b) I was able to jailbreak the Iphone, and extract the password in plaintext by following this http://tinyurl.com/3eqf6uw
c) I then logged into Outlook Web Access using the plaintext login details I'd just extracted.
I don't know if Apple patched this in the year since I last tried, but having Outlook Web Access would be a big NO to any company that had implemented BES because it's security accreditations were required.
If you don't want employees, you don't want Blackberry or iPhone. But if you want employees and employees want iPhone, iPhone is what you'll have to offer. And if you're deploying corporate web apps for use on tablets (equals, more or less, iPads), then they'll work identically on iPhones.

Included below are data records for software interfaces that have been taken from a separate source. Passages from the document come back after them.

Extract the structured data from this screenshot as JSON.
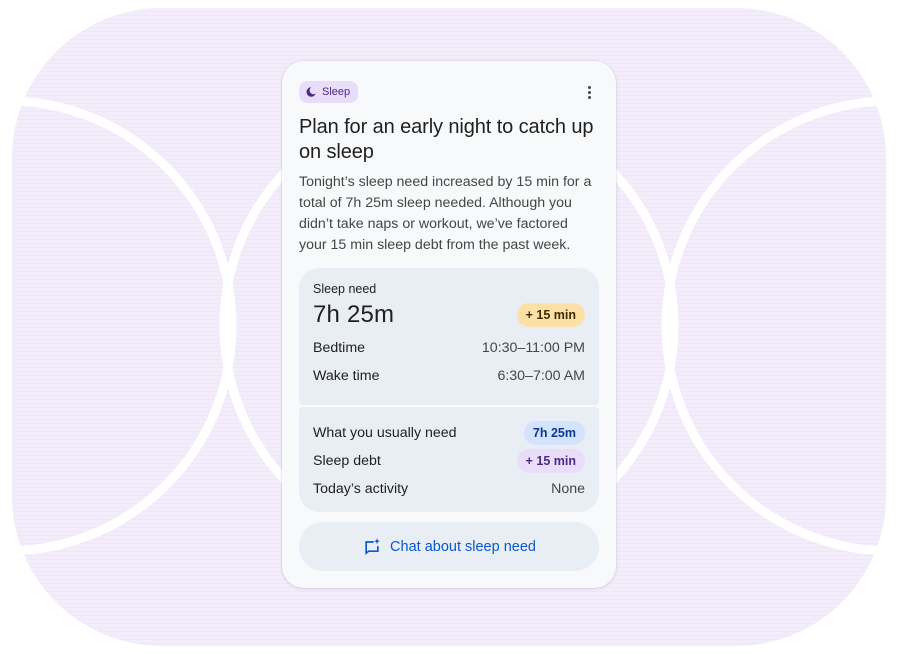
{
  "card": {
    "chip_label": "Sleep",
    "chip_icon": "moon-icon",
    "more_icon": "more-vert-icon",
    "title": "Plan for an early night to catch up on sleep",
    "description": "Tonight’s sleep need increased by 15 min for a total of 7h 25m sleep needed. Although you didn’t take naps or workout, we’ve factored your 15 min sleep debt from the past week."
  },
  "sleep_need": {
    "label": "Sleep need",
    "value": "7h 25m",
    "change_badge": "+ 15 min",
    "rows": [
      {
        "label": "Bedtime",
        "value": "10:30–11:00 PM"
      },
      {
        "label": "Wake time",
        "value": "6:30–7:00 AM"
      }
    ]
  },
  "breakdown": [
    {
      "label": "What you usually need",
      "value": "7h 25m"
    },
    {
      "label": "Sleep debt",
      "value": "+ 15 min"
    },
    {
      "label": "Today’s activity",
      "value": "None"
    }
  ],
  "chat_button": {
    "label": "Chat about sleep need",
    "icon": "chat-spark-icon"
  },
  "colors": {
    "chip_bg": "#e9ddfa",
    "change_badge_bg": "#fde0a6",
    "usual_badge_bg": "#d3e3fd",
    "debt_badge_bg": "#e9ddfa",
    "accent_blue": "#0b57d0"
  }
}
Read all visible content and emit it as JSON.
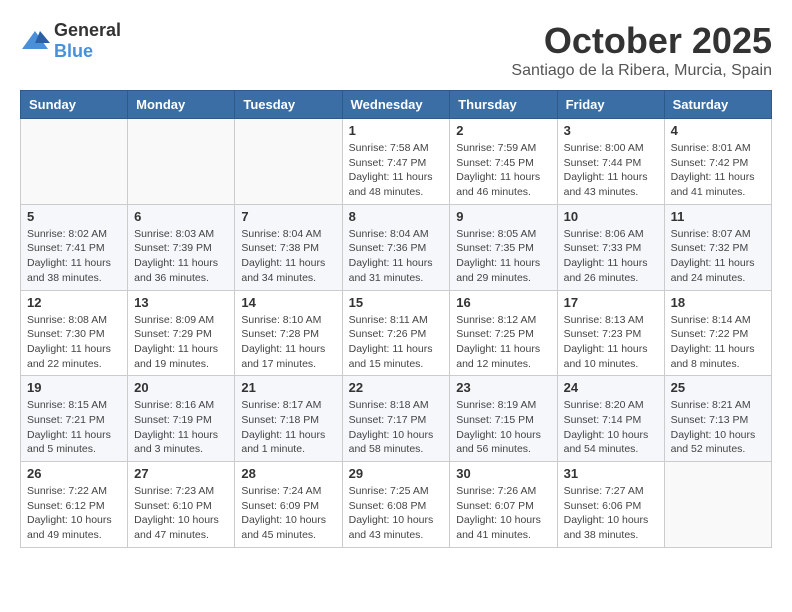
{
  "logo": {
    "text_general": "General",
    "text_blue": "Blue"
  },
  "header": {
    "month": "October 2025",
    "location": "Santiago de la Ribera, Murcia, Spain"
  },
  "weekdays": [
    "Sunday",
    "Monday",
    "Tuesday",
    "Wednesday",
    "Thursday",
    "Friday",
    "Saturday"
  ],
  "weeks": [
    [
      {
        "day": "",
        "info": ""
      },
      {
        "day": "",
        "info": ""
      },
      {
        "day": "",
        "info": ""
      },
      {
        "day": "1",
        "info": "Sunrise: 7:58 AM\nSunset: 7:47 PM\nDaylight: 11 hours and 48 minutes."
      },
      {
        "day": "2",
        "info": "Sunrise: 7:59 AM\nSunset: 7:45 PM\nDaylight: 11 hours and 46 minutes."
      },
      {
        "day": "3",
        "info": "Sunrise: 8:00 AM\nSunset: 7:44 PM\nDaylight: 11 hours and 43 minutes."
      },
      {
        "day": "4",
        "info": "Sunrise: 8:01 AM\nSunset: 7:42 PM\nDaylight: 11 hours and 41 minutes."
      }
    ],
    [
      {
        "day": "5",
        "info": "Sunrise: 8:02 AM\nSunset: 7:41 PM\nDaylight: 11 hours and 38 minutes."
      },
      {
        "day": "6",
        "info": "Sunrise: 8:03 AM\nSunset: 7:39 PM\nDaylight: 11 hours and 36 minutes."
      },
      {
        "day": "7",
        "info": "Sunrise: 8:04 AM\nSunset: 7:38 PM\nDaylight: 11 hours and 34 minutes."
      },
      {
        "day": "8",
        "info": "Sunrise: 8:04 AM\nSunset: 7:36 PM\nDaylight: 11 hours and 31 minutes."
      },
      {
        "day": "9",
        "info": "Sunrise: 8:05 AM\nSunset: 7:35 PM\nDaylight: 11 hours and 29 minutes."
      },
      {
        "day": "10",
        "info": "Sunrise: 8:06 AM\nSunset: 7:33 PM\nDaylight: 11 hours and 26 minutes."
      },
      {
        "day": "11",
        "info": "Sunrise: 8:07 AM\nSunset: 7:32 PM\nDaylight: 11 hours and 24 minutes."
      }
    ],
    [
      {
        "day": "12",
        "info": "Sunrise: 8:08 AM\nSunset: 7:30 PM\nDaylight: 11 hours and 22 minutes."
      },
      {
        "day": "13",
        "info": "Sunrise: 8:09 AM\nSunset: 7:29 PM\nDaylight: 11 hours and 19 minutes."
      },
      {
        "day": "14",
        "info": "Sunrise: 8:10 AM\nSunset: 7:28 PM\nDaylight: 11 hours and 17 minutes."
      },
      {
        "day": "15",
        "info": "Sunrise: 8:11 AM\nSunset: 7:26 PM\nDaylight: 11 hours and 15 minutes."
      },
      {
        "day": "16",
        "info": "Sunrise: 8:12 AM\nSunset: 7:25 PM\nDaylight: 11 hours and 12 minutes."
      },
      {
        "day": "17",
        "info": "Sunrise: 8:13 AM\nSunset: 7:23 PM\nDaylight: 11 hours and 10 minutes."
      },
      {
        "day": "18",
        "info": "Sunrise: 8:14 AM\nSunset: 7:22 PM\nDaylight: 11 hours and 8 minutes."
      }
    ],
    [
      {
        "day": "19",
        "info": "Sunrise: 8:15 AM\nSunset: 7:21 PM\nDaylight: 11 hours and 5 minutes."
      },
      {
        "day": "20",
        "info": "Sunrise: 8:16 AM\nSunset: 7:19 PM\nDaylight: 11 hours and 3 minutes."
      },
      {
        "day": "21",
        "info": "Sunrise: 8:17 AM\nSunset: 7:18 PM\nDaylight: 11 hours and 1 minute."
      },
      {
        "day": "22",
        "info": "Sunrise: 8:18 AM\nSunset: 7:17 PM\nDaylight: 10 hours and 58 minutes."
      },
      {
        "day": "23",
        "info": "Sunrise: 8:19 AM\nSunset: 7:15 PM\nDaylight: 10 hours and 56 minutes."
      },
      {
        "day": "24",
        "info": "Sunrise: 8:20 AM\nSunset: 7:14 PM\nDaylight: 10 hours and 54 minutes."
      },
      {
        "day": "25",
        "info": "Sunrise: 8:21 AM\nSunset: 7:13 PM\nDaylight: 10 hours and 52 minutes."
      }
    ],
    [
      {
        "day": "26",
        "info": "Sunrise: 7:22 AM\nSunset: 6:12 PM\nDaylight: 10 hours and 49 minutes."
      },
      {
        "day": "27",
        "info": "Sunrise: 7:23 AM\nSunset: 6:10 PM\nDaylight: 10 hours and 47 minutes."
      },
      {
        "day": "28",
        "info": "Sunrise: 7:24 AM\nSunset: 6:09 PM\nDaylight: 10 hours and 45 minutes."
      },
      {
        "day": "29",
        "info": "Sunrise: 7:25 AM\nSunset: 6:08 PM\nDaylight: 10 hours and 43 minutes."
      },
      {
        "day": "30",
        "info": "Sunrise: 7:26 AM\nSunset: 6:07 PM\nDaylight: 10 hours and 41 minutes."
      },
      {
        "day": "31",
        "info": "Sunrise: 7:27 AM\nSunset: 6:06 PM\nDaylight: 10 hours and 38 minutes."
      },
      {
        "day": "",
        "info": ""
      }
    ]
  ]
}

Staff want it, and the total ecosystem is superior.
@Chris 3; indeed, and the reason they want iPhones is because they've fallen for the Apple PR about "just working" and "secure". Now really they should be hard nosed unemotional decision makers who carefully weigh up decisions before making them. Questions like "are my company communications secure" should float across their minds. Getting decisions like that wrong is potentially a company-killer these days. Pandering to the whims of staff isn't going to look so clever when your company's intellectual property becomes public because some employee jailbroke their iphone or android and got infected with a dodgy app.
PC-centric my arse. They have tons of Apple crap; in fact I bought the wife's iPod Jumbo there. The staff don't know any more about PCs than they know about Apple crap; Not that that's relevant, as Playbooks aren't PCs and presumably, as Apple crap 'just works,' one wouldn't need to know anything about it anyway. I'm pretty condfident that if they were to steer a punter either way (unlikely), it'd be in favour of the more ridiculously expensive item, earning themselves more commission to spend on hair gel.
What's to know not covered in the enormous amount of iLitterature and iAdverts plastered about the store? Isn't the entire notion of the iPad simplicity? At the very least that's its marketing angle.
Oh and as for Mac itself, I still have every one I bought boxed and put away since 1989, my Pismo on the shelf above my desk and a Macbook Air on the kitchen table. Now there's a thing of beauty and every bit the gem my Pismo was in its day. So not a hater typing away but certainly a realist.
"It's also worth remembering that RIM is a Canadian company; it has a presence in the country that engenders some nationalistic appeal, so Canadian sales shouldn't be taken too seriously."
If thats the case, then apple's sales in the US should not be taken too seriously because they're an american company and it may engender some nationalistic appeal.
In fact looking at the USA for any kind of mobile phone stats is grossly misleading. They'd hardly heard of Nokia before it got taken over by Elop and assimilated into the MS collective.
Have they even sorted out the cross network SMS interconnects yet? Last time I tried to text a friend in FL it never arrived, yet I can text friends in every country in Europe, Australia and Russia without any problems what so ever - well, unless they have a blackberry, then it's always better to email. In fact bad SMS interconnects *are* the reason the blackberry became so dominant. Whilst the rest of the world was happily using SMS to send short messages, the only way you could do this reliably in the US was to send an email.
RIM have been unable/unwilling to keep up with consumerization within IT, if you think about blackberry UI and an android/apple/wp7 UI which one is going to get picked up by a user, plus RIM devices always carry a few quirks that catch staff out but are well known to helpdesks. I used to love blackberrys but the fact that the UI and featureset on a blackberry is practically identical to how they were 5 or more years ago and activesync does what most companies need makes puts them on very shakey ground indeed.